Wednesday, February 24, 2010

Magic Mushrooms and Other Celebrated Eccentricities

Last night I sat amongst a few of my peers discussing the humorous and cute things that come out of the mouths of our babes. One member of our party shared a story about a little boy who told his mom, "I want to go to a wedding so I can hear what the bride and groom say to one another, so I'll know what to say when I get married some day." Cute! My turn. "Well," I began hesitantly, "Laura my three-year-old, recently shared with her teachers that she 'has lots of magic mushrooms at her house and likes to eat them all the time.' I then had to explain that Laura has yet to be exposed to "Alice in Wonderland." Eccentric?

Thank God I was in the company of fellow mothers, all with a sense of humor. To my relief the "magic mushroom" story was received with laughter, and not cricket chirping or, "Did social services come banging on your door?" What can I say, Laura is her mother's daughter. I just recently submitted an article into cyberspace about coming to terms with my eccentricities and overall dorkdom. I took a journey back to my days of childhood awkwardness and angst dating deep back to the days of Hidden Valley Elementary. I'm fully aware however, that my eccentricities presented themselves much earlier--like right out of the womb, or at least toddlerhood, where I once threw a plate across the room because my Mom placed food on Mickey Mouse's face.

I'm kind of glad I was and still am eccentric in some ways. Gone are the days of throwing plates across the room because of ill favored food placement, but I still can't stand for certain food groups to touch on a plate. My acceptance of my eccentricities and dorkdom has not only helped to propel me in certain areas of life--writing for example (who doesn't love weird/goofy stories?), but it has also definitely prepared me to encourage my girls to embrace who they are--magic mushrooms and all.

In addition to mushrooms, Laura has inherited my weird food issues, known to destroy a sandwich if it dares to fall apart on her. Her younger twin sisters have also been known to exhibit a few delightful eccentricities. They enjoy putting a pair of big sissy's panties (fresh out of the laundry) on their heads and spinning around in circles. I say, "you go girls!" Eccentricity is the flavor of life. Do your thang!
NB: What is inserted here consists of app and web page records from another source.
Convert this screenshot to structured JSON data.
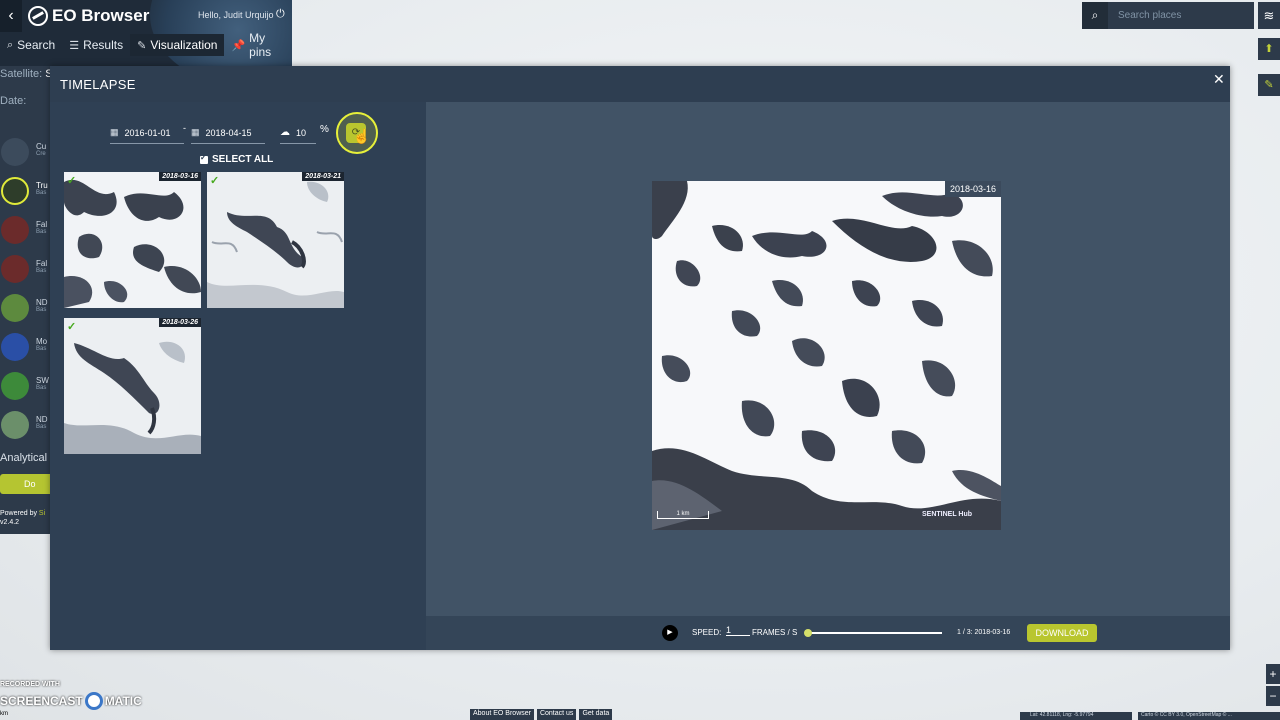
{
  "app": {
    "title": "EO Browser",
    "back_icon": "‹",
    "greeting": "Hello, Judit Urquijo",
    "tabs": [
      {
        "label": "Search",
        "icon": "search-icon"
      },
      {
        "label": "Results",
        "icon": "list-icon"
      },
      {
        "label": "Visualization",
        "icon": "brush-icon",
        "active": true
      },
      {
        "label": "My pins",
        "icon": "pin-icon"
      }
    ],
    "satellite_label": "Satellite:",
    "satellite_value": "S",
    "date_label": "Date:",
    "layers": [
      {
        "t1": "Cu",
        "t2": "Cre",
        "color": "#3c4b5c"
      },
      {
        "t1": "Tru",
        "t2": "Bas",
        "color": "#2e3d2a"
      },
      {
        "t1": "Fal",
        "t2": "Bas",
        "color": "#6b2b2b"
      },
      {
        "t1": "Fal",
        "t2": "Bas",
        "color": "#6b2b2b"
      },
      {
        "t1": "ND",
        "t2": "Bas",
        "color": "#5d8a3e"
      },
      {
        "t1": "Mo",
        "t2": "Bas",
        "color": "#2a4fa6"
      },
      {
        "t1": "SW",
        "t2": "Bas",
        "color": "#3d8a3a"
      },
      {
        "t1": "ND",
        "t2": "Bas",
        "color": "#6b8f6a"
      }
    ],
    "analytical": "Analytical |",
    "download_side": "Do",
    "powered_by": "Powered by",
    "powered_brand": "Si",
    "version": "v2.4.2"
  },
  "search_places": {
    "placeholder": "Search places"
  },
  "timelapse": {
    "title": "TIMELAPSE",
    "from_date": "2016-01-01",
    "date_separator": "-",
    "to_date": "2018-04-15",
    "cloud_coverage": "10",
    "cloud_unit": "%",
    "select_all": "SELECT ALL",
    "thumbnails": [
      {
        "date": "2018-03-16",
        "checked": true
      },
      {
        "date": "2018-03-21",
        "checked": true
      },
      {
        "date": "2018-03-26",
        "checked": true
      }
    ],
    "preview_date": "2018-03-16",
    "scale_label": "1 km",
    "hub_label": "SENTINEL Hub",
    "speed_label": "SPEED:",
    "speed_value": "1",
    "fps_label": "FRAMES / S",
    "frame_position": 0.0,
    "frame_counter": "1 / 3: 2018-03-16",
    "download_label": "DOWNLOAD"
  },
  "footer": {
    "recorded_with": "RECORDED WITH",
    "screencast": "SCREENCAST",
    "matic": "MATIC",
    "km": "km",
    "links": [
      "About EO Browser",
      "Contact us",
      "Get data"
    ],
    "latlng": "Lat: 42.81118, Lng: -5.97794",
    "attribution": "Carto © CC BY 3.0, OpenStreetMap © ..."
  },
  "colors": {
    "accent": "#b9c62f",
    "panel": "#2d3a4a",
    "modal": "#34465a"
  }
}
Thursday, February 11, 2010

Ruby Slippers

The other day a friend of mine was telling me how she commented to a coworker about what a bad day she was having. "Well," he began, "Just click your ruby slippers three times and you'll find yourself in a happy place."

"But I'm wearing black heels," she replied, "who knows where I'll end up if I click my heels in these things."

A sucker for visuals, I loved the image of being in unimpressive black work shoes in place of sparkly ruby slippers. Even more, I loved the delicious possibilities of the places I would end up. Going through a rather rough spell at the moment, I imagined I would probably land in a dark alley, somewhere even more cold than where I presently reside (like Antarctica), or stuck in a DMV Antarctica.

In my job however, I don't wear anything close to ruby slippers, or black heels for that matter. My slippers have hard plastic bottoms with matted, but cozy fur lining. Right about now, I'd love for my slippers to serve more than as practical, comfy foot warmers. I'm ready to click those babies and land myself if not in a rainbow-yellow-bricked-munchkin-land, than at least something close--like just a happy place where my whole family could be together. Lately I perpetually feel stuck in the twister, except croupy, coughy, whiny twins, sassy, smarty pants three-year-old's, unpaid bills and disgustingly messy bedrooms are what pass by my window, instead of cows, witches and the like.

I suppose sooner or later, the house will sell, our family will be together, I won't have twister sized anxiety and depression. For now, I'll just keep clickin' those slippers together, hoping that maybe, just maybe...I'll be over the rainbow soon.